The modernization project that ended with the completion of today’s Technology Center for Vehicle Safety was initiated by Norbert Schaub. He heads Daimler’s testing department for passive safety and vehicle functions and is very proud of the things that the technology center can now do.

“The constellation of tests that are conducted here at the TFS meet the requirements of all of the legal regulations and safety ratings worldwide. In addition, it makes a number of Mercedes-specific tests that result from the findings of our own accident research. Many people don’t know that,” he says. “Even before the first crash test is made, a lot of work goes into computing a vehicle’s design.”

Vehicle safety is changing at Mercedes-Benz due to the transformation of mobility

A lot has happened over the past six decades. Moreover, vehicle safety will continue to evolve in the coming decades. The transformation of mobility is also changing the requirements that the Technology Center for Vehicle Safety has to meet. During the construction of the new facility, the team therefore tried to look into the future in order to take into account the requirements that crash tests might have to meet in the next 40 years, according to today’s estimations.

Among other things, the team has made all of the preparations for crashing vehicles equipped with alternative drive systems. An example of this is the EQC (Mercedes-Benz EQC 400: combined power consumption: 21.3–20.2 kWh/100 km; combined CO2 emissions: 0 g/km*):

“We most recently worked on the Experimental Safety Vehicle (ESF) 2019,” explains Schaub. “The ESF 2019 provides a safety concept for a vehicle that can either operate autonomously or be driven by a human being.” One of the special features of the ESF 2019 is that the steering wheel and pedals are retractable in order to increase comfort during autonomous operation.
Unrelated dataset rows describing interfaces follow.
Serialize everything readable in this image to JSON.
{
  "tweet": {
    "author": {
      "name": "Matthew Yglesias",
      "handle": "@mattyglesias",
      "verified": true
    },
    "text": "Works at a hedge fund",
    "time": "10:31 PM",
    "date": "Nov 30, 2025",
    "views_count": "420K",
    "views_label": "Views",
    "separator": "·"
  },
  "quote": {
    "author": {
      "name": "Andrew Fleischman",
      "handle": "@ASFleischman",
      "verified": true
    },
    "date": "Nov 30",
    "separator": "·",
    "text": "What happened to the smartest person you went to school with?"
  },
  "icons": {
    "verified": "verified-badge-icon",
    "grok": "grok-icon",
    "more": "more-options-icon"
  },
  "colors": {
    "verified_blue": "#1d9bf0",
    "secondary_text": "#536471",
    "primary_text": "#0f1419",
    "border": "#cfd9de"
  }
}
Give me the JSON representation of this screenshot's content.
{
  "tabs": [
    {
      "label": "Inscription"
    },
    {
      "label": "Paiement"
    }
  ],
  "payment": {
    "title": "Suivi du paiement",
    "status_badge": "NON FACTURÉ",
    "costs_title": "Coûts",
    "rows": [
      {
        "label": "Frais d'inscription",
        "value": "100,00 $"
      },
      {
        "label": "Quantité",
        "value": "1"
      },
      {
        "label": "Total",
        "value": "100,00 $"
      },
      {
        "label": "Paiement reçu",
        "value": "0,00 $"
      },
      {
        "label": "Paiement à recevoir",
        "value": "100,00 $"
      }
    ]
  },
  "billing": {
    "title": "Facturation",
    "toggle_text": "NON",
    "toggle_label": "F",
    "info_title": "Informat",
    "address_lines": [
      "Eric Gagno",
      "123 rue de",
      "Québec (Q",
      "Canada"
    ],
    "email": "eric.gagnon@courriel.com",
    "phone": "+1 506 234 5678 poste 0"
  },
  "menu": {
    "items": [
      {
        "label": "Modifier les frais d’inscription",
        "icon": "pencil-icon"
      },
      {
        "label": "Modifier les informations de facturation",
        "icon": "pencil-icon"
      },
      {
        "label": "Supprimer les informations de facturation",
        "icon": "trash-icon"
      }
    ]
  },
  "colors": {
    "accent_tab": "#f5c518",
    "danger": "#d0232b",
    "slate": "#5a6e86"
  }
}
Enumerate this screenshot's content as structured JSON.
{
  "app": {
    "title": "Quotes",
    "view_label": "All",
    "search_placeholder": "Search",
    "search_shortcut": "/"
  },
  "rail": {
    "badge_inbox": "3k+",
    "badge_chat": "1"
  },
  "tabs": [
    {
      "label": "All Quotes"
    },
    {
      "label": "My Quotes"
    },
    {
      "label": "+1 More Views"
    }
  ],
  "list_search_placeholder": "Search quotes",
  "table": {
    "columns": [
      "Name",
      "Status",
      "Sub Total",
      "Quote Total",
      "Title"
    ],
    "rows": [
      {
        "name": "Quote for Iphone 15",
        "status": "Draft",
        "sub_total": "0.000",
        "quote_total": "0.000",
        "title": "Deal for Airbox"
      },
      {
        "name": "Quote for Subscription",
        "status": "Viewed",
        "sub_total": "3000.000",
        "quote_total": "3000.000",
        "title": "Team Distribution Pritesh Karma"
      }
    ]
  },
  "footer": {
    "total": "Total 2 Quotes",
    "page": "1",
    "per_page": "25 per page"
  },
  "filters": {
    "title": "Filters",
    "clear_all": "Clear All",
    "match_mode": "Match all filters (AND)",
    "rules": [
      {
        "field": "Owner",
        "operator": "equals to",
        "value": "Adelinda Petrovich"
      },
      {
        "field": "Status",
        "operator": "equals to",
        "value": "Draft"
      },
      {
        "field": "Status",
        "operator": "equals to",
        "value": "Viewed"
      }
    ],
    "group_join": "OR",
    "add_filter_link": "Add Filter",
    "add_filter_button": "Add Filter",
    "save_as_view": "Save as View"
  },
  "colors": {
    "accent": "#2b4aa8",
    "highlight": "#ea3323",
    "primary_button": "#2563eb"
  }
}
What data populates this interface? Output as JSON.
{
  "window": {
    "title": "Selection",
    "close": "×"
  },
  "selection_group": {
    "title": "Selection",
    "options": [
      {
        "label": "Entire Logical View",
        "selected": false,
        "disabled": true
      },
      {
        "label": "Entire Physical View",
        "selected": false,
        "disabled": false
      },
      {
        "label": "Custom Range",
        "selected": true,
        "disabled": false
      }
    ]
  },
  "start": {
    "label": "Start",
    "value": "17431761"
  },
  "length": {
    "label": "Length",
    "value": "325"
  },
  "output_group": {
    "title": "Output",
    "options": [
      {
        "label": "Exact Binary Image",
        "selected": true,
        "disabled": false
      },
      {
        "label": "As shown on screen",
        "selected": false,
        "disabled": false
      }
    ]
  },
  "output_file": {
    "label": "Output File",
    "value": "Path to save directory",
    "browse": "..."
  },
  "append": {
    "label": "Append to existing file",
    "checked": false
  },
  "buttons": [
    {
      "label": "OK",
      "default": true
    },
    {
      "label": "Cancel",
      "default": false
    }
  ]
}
The example of the driver’s airbag clearly shows that such developments will also require the safety systems to be completely overhauled. If the steering wheel is positioned farther away from the driver, the associated airbag has to be relocated. Instead of being incorporated into the steering wheel, it will be located in the dashboard, for example, and will then expand over the steering wheel.

We admit, this has little to do with the early days of vehicle safety. But that is a good thing. After all, the safety innovations of recent decades have made a decisive contribution to making motorized road traffic safer today than ever before. Countless crash tests and thousands of accident simulations and trials have made this progress possible. A smashing success story!

Melanie Spremberg

Melanie Spremberg is Communications Manager in the Automotive Industry. In 2019 and 2020, Melanie worked in internal and external corporate communications at the Daimler Group. During that time, she – among other topics – wrote about crash tests, occupational safety and in-car gaming.

More about the author